Work to be completed: Print each entry below precisely as shown.

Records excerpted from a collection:
[Start of Attachment]

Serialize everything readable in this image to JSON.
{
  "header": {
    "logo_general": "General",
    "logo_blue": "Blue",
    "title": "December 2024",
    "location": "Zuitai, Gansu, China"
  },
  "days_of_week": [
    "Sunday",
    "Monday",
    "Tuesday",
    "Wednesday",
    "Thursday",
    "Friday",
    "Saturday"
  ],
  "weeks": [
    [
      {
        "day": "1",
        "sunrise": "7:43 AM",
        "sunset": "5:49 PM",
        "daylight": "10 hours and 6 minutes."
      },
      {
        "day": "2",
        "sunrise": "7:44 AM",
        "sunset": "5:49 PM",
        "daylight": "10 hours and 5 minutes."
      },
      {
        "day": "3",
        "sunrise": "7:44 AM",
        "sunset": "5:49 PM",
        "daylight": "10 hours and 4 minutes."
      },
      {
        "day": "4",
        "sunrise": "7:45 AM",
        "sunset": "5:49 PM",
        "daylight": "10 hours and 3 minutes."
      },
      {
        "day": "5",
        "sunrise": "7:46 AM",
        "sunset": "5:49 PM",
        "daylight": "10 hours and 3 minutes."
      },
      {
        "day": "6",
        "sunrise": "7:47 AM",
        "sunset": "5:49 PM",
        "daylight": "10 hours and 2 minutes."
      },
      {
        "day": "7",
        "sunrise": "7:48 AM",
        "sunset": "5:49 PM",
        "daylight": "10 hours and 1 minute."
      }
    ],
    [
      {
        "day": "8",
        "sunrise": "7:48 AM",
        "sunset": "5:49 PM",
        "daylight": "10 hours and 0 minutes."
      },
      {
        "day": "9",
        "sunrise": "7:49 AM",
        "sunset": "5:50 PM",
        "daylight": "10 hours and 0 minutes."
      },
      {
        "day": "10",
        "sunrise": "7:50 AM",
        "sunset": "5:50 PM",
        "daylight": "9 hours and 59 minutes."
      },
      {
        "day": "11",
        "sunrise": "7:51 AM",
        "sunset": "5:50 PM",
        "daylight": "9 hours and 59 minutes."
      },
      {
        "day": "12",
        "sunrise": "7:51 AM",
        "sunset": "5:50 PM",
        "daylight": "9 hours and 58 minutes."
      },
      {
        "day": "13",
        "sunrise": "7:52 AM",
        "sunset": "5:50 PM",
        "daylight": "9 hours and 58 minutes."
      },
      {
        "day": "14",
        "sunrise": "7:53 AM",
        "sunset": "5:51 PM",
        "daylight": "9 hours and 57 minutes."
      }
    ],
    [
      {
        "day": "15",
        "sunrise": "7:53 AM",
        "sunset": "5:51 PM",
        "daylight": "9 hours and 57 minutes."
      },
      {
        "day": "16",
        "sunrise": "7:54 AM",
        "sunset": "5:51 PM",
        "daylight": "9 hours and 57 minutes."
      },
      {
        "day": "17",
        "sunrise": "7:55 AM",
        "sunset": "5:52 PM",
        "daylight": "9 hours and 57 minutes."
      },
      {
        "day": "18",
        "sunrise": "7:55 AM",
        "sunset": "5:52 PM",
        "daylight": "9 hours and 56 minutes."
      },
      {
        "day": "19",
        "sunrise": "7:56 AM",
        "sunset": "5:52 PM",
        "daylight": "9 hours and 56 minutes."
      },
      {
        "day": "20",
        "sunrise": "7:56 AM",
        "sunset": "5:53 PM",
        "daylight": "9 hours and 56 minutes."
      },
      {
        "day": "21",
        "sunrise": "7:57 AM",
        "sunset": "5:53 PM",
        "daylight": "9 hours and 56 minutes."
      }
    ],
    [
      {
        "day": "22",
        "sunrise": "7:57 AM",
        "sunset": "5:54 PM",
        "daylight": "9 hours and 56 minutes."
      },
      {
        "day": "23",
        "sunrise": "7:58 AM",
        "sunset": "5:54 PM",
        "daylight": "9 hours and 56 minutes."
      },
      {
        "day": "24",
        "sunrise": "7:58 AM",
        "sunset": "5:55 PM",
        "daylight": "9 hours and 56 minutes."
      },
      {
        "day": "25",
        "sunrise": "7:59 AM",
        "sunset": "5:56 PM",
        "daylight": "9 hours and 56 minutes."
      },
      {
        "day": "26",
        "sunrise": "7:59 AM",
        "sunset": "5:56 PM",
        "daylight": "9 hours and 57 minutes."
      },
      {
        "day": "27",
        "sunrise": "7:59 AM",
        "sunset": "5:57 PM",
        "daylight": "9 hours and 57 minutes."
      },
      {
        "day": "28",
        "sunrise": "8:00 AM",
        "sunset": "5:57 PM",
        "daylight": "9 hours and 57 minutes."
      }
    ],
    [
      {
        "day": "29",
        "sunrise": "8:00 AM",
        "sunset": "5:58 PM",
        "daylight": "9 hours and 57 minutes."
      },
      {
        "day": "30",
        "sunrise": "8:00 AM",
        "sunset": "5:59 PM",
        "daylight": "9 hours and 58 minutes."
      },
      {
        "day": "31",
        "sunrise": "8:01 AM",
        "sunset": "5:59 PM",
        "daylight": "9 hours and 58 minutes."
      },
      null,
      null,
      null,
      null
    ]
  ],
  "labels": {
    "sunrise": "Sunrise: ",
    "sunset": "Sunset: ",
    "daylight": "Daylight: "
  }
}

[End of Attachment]

Answer:
Serialize everything readable in this image to JSON.
{
  "header": {
    "logo_general": "General",
    "logo_blue": "Blue",
    "title": "December 2024",
    "location": "Zuitai, Gansu, China"
  },
  "days_of_week": [
    "Sunday",
    "Monday",
    "Tuesday",
    "Wednesday",
    "Thursday",
    "Friday",
    "Saturday"
  ],
  "weeks": [
    [
      {
        "day": "1",
        "sunrise": "7:43 AM",
        "sunset": "5:49 PM",
        "daylight": "10 hours and 6 minutes."
      },
      {
        "day": "2",
        "sunrise": "7:44 AM",
        "sunset": "5:49 PM",
        "daylight": "10 hours and 5 minutes."
      },
      {
        "day": "3",
        "sunrise": "7:44 AM",
        "sunset": "5:49 PM",
        "daylight": "10 hours and 4 minutes."
      },
      {
        "day": "4",
        "sunrise": "7:45 AM",
        "sunset": "5:49 PM",
        "daylight": "10 hours and 3 minutes."
      },
      {
        "day": "5",
        "sunrise": "7:46 AM",
        "sunset": "5:49 PM",
        "daylight": "10 hours and 3 minutes."
      },
      {
        "day": "6",
        "sunrise": "7:47 AM",
        "sunset": "5:49 PM",
        "daylight": "10 hours and 2 minutes."
      },
      {
        "day": "7",
        "sunrise": "7:48 AM",
        "sunset": "5:49 PM",
        "daylight": "10 hours and 1 minute."
      }
    ],
    [
      {
        "day": "8",
        "sunrise": "7:48 AM",
        "sunset": "5:49 PM",
        "daylight": "10 hours and 0 minutes."
      },
      {
        "day": "9",
        "sunrise": "7:49 AM",
        "sunset": "5:50 PM",
        "daylight": "10 hours and 0 minutes."
      },
      {
        "day": "10",
        "sunrise": "7:50 AM",
        "sunset": "5:50 PM",
        "daylight": "9 hours and 59 minutes."
      },
      {
        "day": "11",
        "sunrise": "7:51 AM",
        "sunset": "5:50 PM",
        "daylight": "9 hours and 59 minutes."
      },
      {
        "day": "12",
        "sunrise": "7:51 AM",
        "sunset": "5:50 PM",
        "daylight": "9 hours and 58 minutes."
      },
      {
        "day": "13",
        "sunrise": "7:52 AM",
        "sunset": "5:50 PM",
        "daylight": "9 hours and 58 minutes."
      },
      {
        "day": "14",
        "sunrise": "7:53 AM",
        "sunset": "5:51 PM",
        "daylight": "9 hours and 57 minutes."
      }
    ],
    [
      {
        "day": "15",
        "sunrise": "7:53 AM",
        "sunset": "5:51 PM",
        "daylight": "9 hours and 57 minutes."
      },
      {
        "day": "16",
        "sunrise": "7:54 AM",
        "sunset": "5:51 PM",
        "daylight": "9 hours and 57 minutes."
      },
      {
        "day": "17",
        "sunrise": "7:55 AM",
        "sunset": "5:52 PM",
        "daylight": "9 hours and 57 minutes."
      },
      {
        "day": "18",
        "sunrise": "7:55 AM",
        "sunset": "5:52 PM",
        "daylight": "9 hours and 56 minutes."
      },
      {
        "day": "19",
        "sunrise": "7:56 AM",
        "sunset": "5:52 PM",
        "daylight": "9 hours and 56 minutes."
      },
      {
        "day": "20",
        "sunrise": "7:56 AM",
        "sunset": "5:53 PM",
        "daylight": "9 hours and 56 minutes."
      },
      {
        "day": "21",
        "sunrise": "7:57 AM",
        "sunset": "5:53 PM",
        "daylight": "9 hours and 56 minutes."
      }
    ],
    [
      {
        "day": "22",
        "sunrise": "7:57 AM",
        "sunset": "5:54 PM",
        "daylight": "9 hours and 56 minutes."
      },
      {
        "day": "23",
        "sunrise": "7:58 AM",
        "sunset": "5:54 PM",
        "daylight": "9 hours and 56 minutes."
      },
      {
        "day": "24",
        "sunrise": "7:58 AM",
        "sunset": "5:55 PM",
        "daylight": "9 hours and 56 minutes."
      },
      {
        "day": "25",
        "sunrise": "7:59 AM",
        "sunset": "5:56 PM",
        "daylight": "9 hours and 56 minutes."
      },
      {
        "day": "26",
        "sunrise": "7:59 AM",
        "sunset": "5:56 PM",
        "daylight": "9 hours and 57 minutes."
      },
      {
        "day": "27",
        "sunrise": "7:59 AM",
        "sunset": "5:57 PM",
        "daylight": "9 hours and 57 minutes."
      },
      {
        "day": "28",
        "sunrise": "8:00 AM",
        "sunset": "5:57 PM",
        "daylight": "9 hours and 57 minutes."
      }
    ],
    [
      {
        "day": "29",
        "sunrise": "8:00 AM",
        "sunset": "5:58 PM",
        "daylight": "9 hours and 57 minutes."
      },
      {
        "day": "30",
        "sunrise": "8:00 AM",
        "sunset": "5:59 PM",
        "daylight": "9 hours and 58 minutes."
      },
      {
        "day": "31",
        "sunrise": "8:01 AM",
        "sunset": "5:59 PM",
        "daylight": "9 hours and 58 minutes."
      },
      null,
      null,
      null,
      null
    ]
  ],
  "labels": {
    "sunrise": "Sunrise: ",
    "sunset": "Sunset: ",
    "daylight": "Daylight: "
  }
}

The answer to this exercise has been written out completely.